Excerpts from a dataset:

________________

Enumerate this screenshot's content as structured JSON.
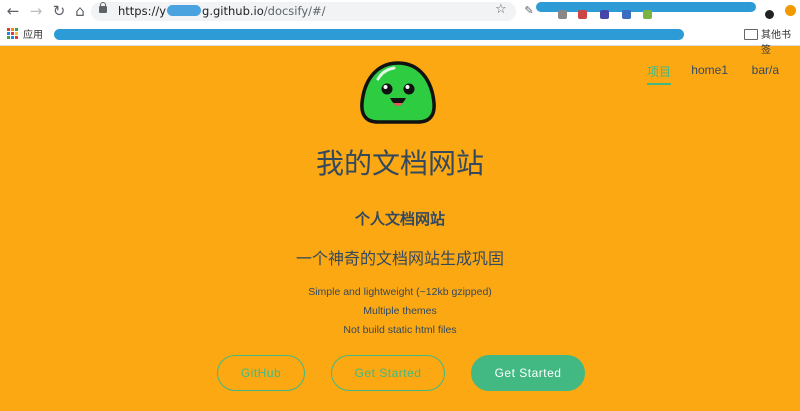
{
  "browser": {
    "url_prefix": "https://y",
    "url_host_suffix": "g.github.io",
    "url_path": "/docsify/#/",
    "apps_label": "应用",
    "other_bookmarks_label": "其他书签"
  },
  "nav": {
    "items": [
      "项目",
      "home1",
      "bar/a"
    ],
    "active_index": 0
  },
  "cover": {
    "title": "我的文档网站",
    "tagline": "个人文档网站",
    "subtitle": "一个神奇的文档网站生成巩固",
    "features": [
      "Simple and lightweight (~12kb gzipped)",
      "Multiple themes",
      "Not build static html files"
    ],
    "buttons": {
      "github": "GitHub",
      "get_started_outline": "Get Started",
      "get_started_primary": "Get Started"
    }
  },
  "colors": {
    "background": "#fba813",
    "accent": "#42b983",
    "text": "#34495e"
  }
}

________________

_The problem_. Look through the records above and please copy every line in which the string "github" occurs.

_Reply to the task_.
    "url_host_suffix": "g.github.io",
      "github": "GitHub",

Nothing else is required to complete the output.